A monumental abstract panorama spanning three metres in width, the present work is among the earliest examples of the Strip Paintings that marked a decisive new chapter in Gerhard Richter’s oeuvre. Executed in 2011, it consists of multiple horizontal bands of colour, structured like a geological cross section in myriad tones of deep green, pink, red, yellow and white. The series saw Richter broach daring new territory in his six-decade-long enquiry into the nature of abstraction. Taking one of his favourite paintings—Abstraktes Bild (724-4) from 1990—the artist created a digital replica which he divided vertically and stretched horizontally using computer software. Magnified and distorted beyond recognition, the results nonetheless distil a curious sense of order and logic from the chaos of the original canvas, revealing the microscopic structures latent in its DNA. Though each work exists as an inkjet print, Richter conceived them as paintings: indeed, the horizontal layering of the stripes recalls the lateral sweep of the ‘squeegee’ that defined the artist’s investigations during the 1980s and 1990s. Other examples from the series are held in institutions including Tate, London, the Albertina, Vienna, the Louisiana Museum of Modern Art, Humlebaek and the National Museum of Art, Osaka.
… with abstract painting we create a better means of approaching what can neither be seen nor understood”
The Strip Paintings are situated within a wider exploration of Abstraktes Bild (724-4) that Richter undertook between 2008 and 2013. He began with an out-of-focus colour photograph of the work entitled Sieben Zwei Vier (2008). The following year, he created a series of tapestries based on individual quadrants of the original painting, which he repeated and mirrored in fourfold formations. In 2011, in preparation for the Strip Paintings, he made an artist’s book entitled Patterns, which documented the various permutations that could be created by dividing the painting into different-sized vertical sections. For the present work and its companions, Richter selected from a total of 8190 possible different strips, which were then stretched out to vast horizontal lengths. By digging deep into the painting’s make-up in this way, he extended the discoveries of his squeegee technique: just as the latter created unpredictable colours and textures by marbling layers of wet paint, the Strip Paintings similarly revealed unforeseen patterns and relationships buried deep within the work’s structure.
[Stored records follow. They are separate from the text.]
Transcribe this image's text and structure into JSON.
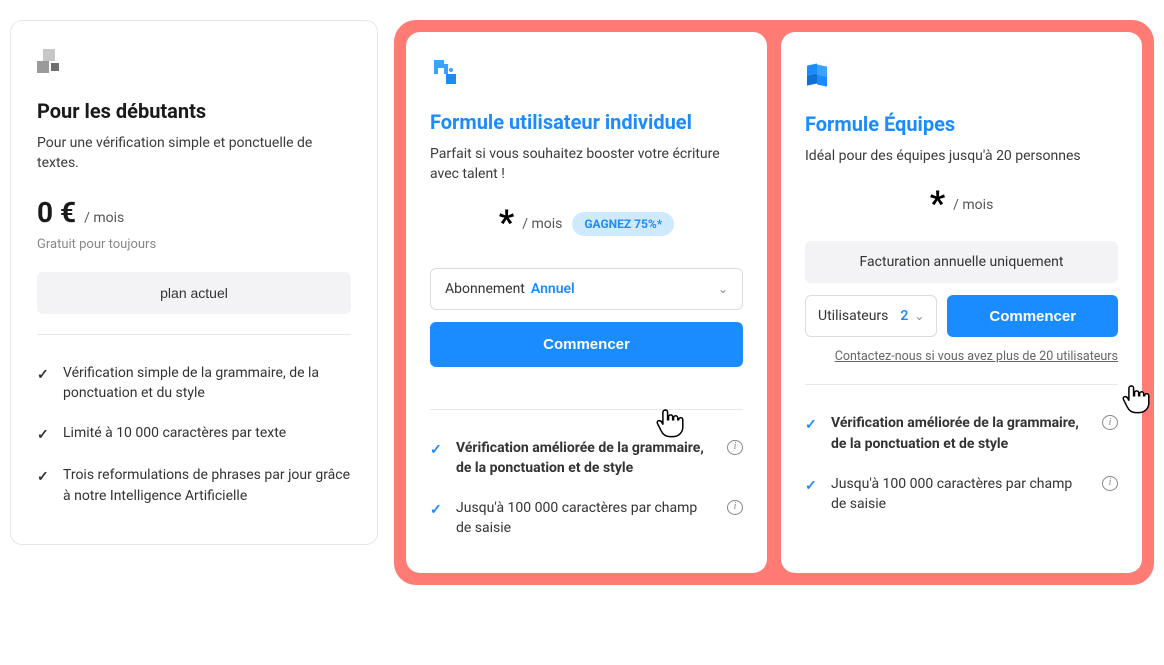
{
  "free": {
    "title": "Pour les débutants",
    "subtitle": "Pour une vérification simple et ponctuelle de textes.",
    "price": "0 €",
    "unit": "/ mois",
    "note": "Gratuit pour toujours",
    "button": "plan actuel",
    "features": [
      "Vérification simple de la grammaire, de la ponctuation et du style",
      "Limité à 10 000 caractères par texte",
      "Trois reformulations de phrases par jour grâce à notre Intelligence Artificielle"
    ]
  },
  "individual": {
    "title": "Formule utilisateur individuel",
    "subtitle": "Parfait si vous souhaitez booster votre écriture avec talent !",
    "price_symbol": "*",
    "unit": "/ mois",
    "save_badge": "GAGNEZ 75%*",
    "select_label": "Abonnement",
    "select_value": "Annuel",
    "button": "Commencer",
    "features": [
      {
        "text": "Vérification améliorée de la grammaire, de la ponctuation et de style",
        "bold": true
      },
      {
        "text": "Jusqu'à 100 000 caractères par champ de saisie",
        "bold": false
      }
    ]
  },
  "team": {
    "title": "Formule Équipes",
    "subtitle": "Idéal pour des équipes jusqu'à 20 personnes",
    "price_symbol": "*",
    "unit": "/ mois",
    "billing_note": "Facturation annuelle uniquement",
    "users_label": "Utilisateurs",
    "users_value": "2",
    "button": "Commencer",
    "contact": "Contactez-nous si vous avez plus de 20 utilisateurs",
    "features": [
      {
        "text": "Vérification améliorée de la grammaire, de la ponctuation et de style",
        "bold": true
      },
      {
        "text": "Jusqu'à 100 000 caractères par champ de saisie",
        "bold": false
      }
    ]
  }
}
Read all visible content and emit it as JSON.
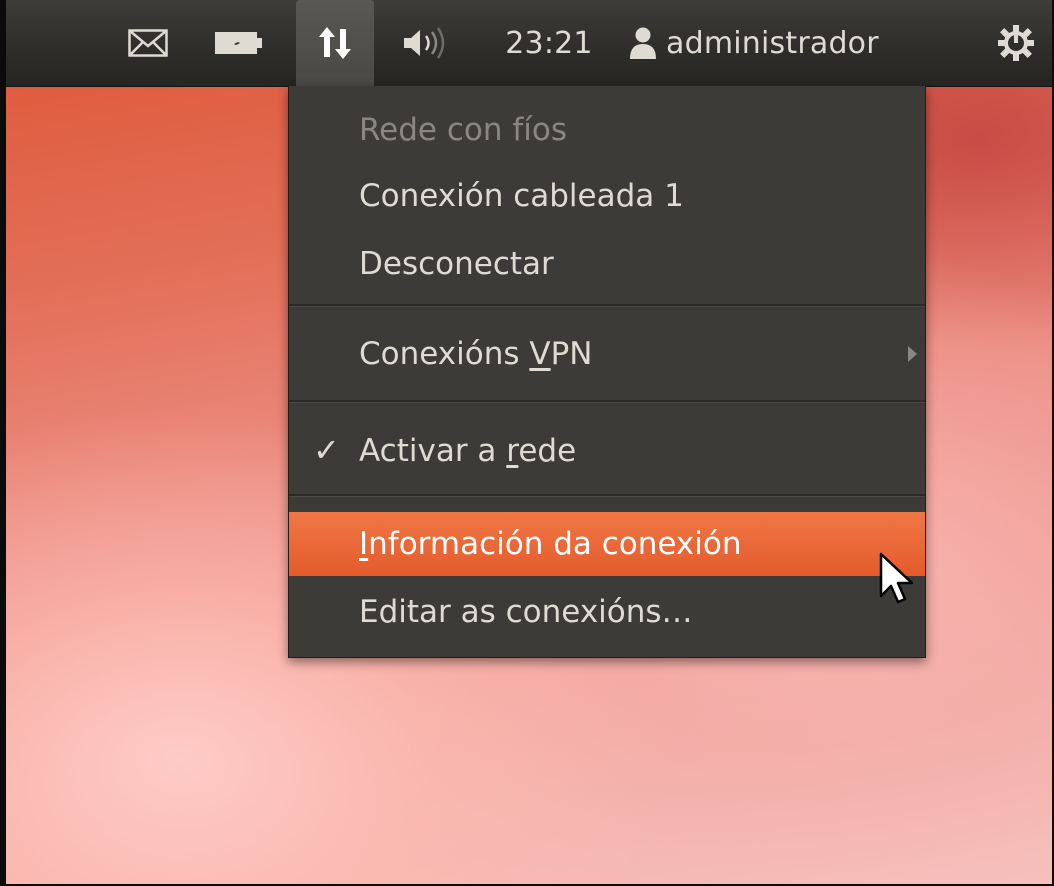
{
  "panel": {
    "indicators": [
      {
        "name": "mail",
        "icon": "envelope-icon"
      },
      {
        "name": "battery",
        "icon": "battery-charging-icon"
      },
      {
        "name": "network",
        "icon": "network-updown-icon",
        "active": true
      },
      {
        "name": "sound",
        "icon": "speaker-icon"
      }
    ],
    "clock": "23:21",
    "user_icon": "user-icon",
    "user_name": "administrador",
    "session_icon": "power-gear-icon"
  },
  "menu": {
    "section_header": "Rede con fíos",
    "items": [
      {
        "label": "Conexión cableada 1"
      },
      {
        "label": "Desconectar"
      }
    ],
    "vpn": {
      "before": "Conexións ",
      "mnemonic": "V",
      "after": "PN",
      "has_submenu": true
    },
    "enable_network": {
      "before": "Activar a ",
      "mnemonic": "r",
      "after": "ede",
      "checked": true
    },
    "connection_info": {
      "mnemonic": "I",
      "after": "nformación da conexión",
      "highlighted": true
    },
    "edit_connections": {
      "label": "Editar as conexións…"
    }
  },
  "colors": {
    "panel_bg": "#2f2e2a",
    "menu_bg": "#3c3b37",
    "highlight": "#e9612f",
    "text": "#dfdbd2",
    "text_disabled": "#8b8780"
  }
}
In the transition from the manual to the digital, Richter created a thrilling new alliance between painting and technology, bringing his thesis on the dynamics of chance and control into the twenty-first century.
In nature everything is always right: the structure is right, the proportions are good, the colours fit the forms”
Visually, Richter’s Strip Paintings seem to align themselves with historical attempts to pick apart the chromatic spectrum: from the achievements of Pointillism and colour theory, to the works of artists such as Bridget Riley, Josef Albers and Ellsworth Kelly, to Richter’s own Colour Charts of the early 1970s. On a conceptual level, however, they mark the culmination of a practice dedicated to exploring the relationship between painting and photography. From his earliest Photo Paintings of the 1960s, in which he blurred painted copies of photographs to the point of abstraction, Richter had sought to highlight the fluid dialogue between the two media, insisting that neither could lay claim to a ‘truthful’ view of the world. In his 1978 work 128 Photographs of a Painting, he turned the lens on his own practice, photographing one of his abstract paintings from 128 different angles until it resembled a landscape. The Strip Paintings continue this line of enquiry, taking the thick, textured surfaces of his earlier practice and translating them back into something smooth and photographic—in many cases evoking ocean horizons, stratified rock or other natural phenomena. As the artist entered the digital age, the central premise of his practice remained as relevant as it had over half a century prior: that image-making is a fluid, mercurial process, and one that will always transcend binary categories.
Lot Essay Header Image: The present lot illustrated (detail).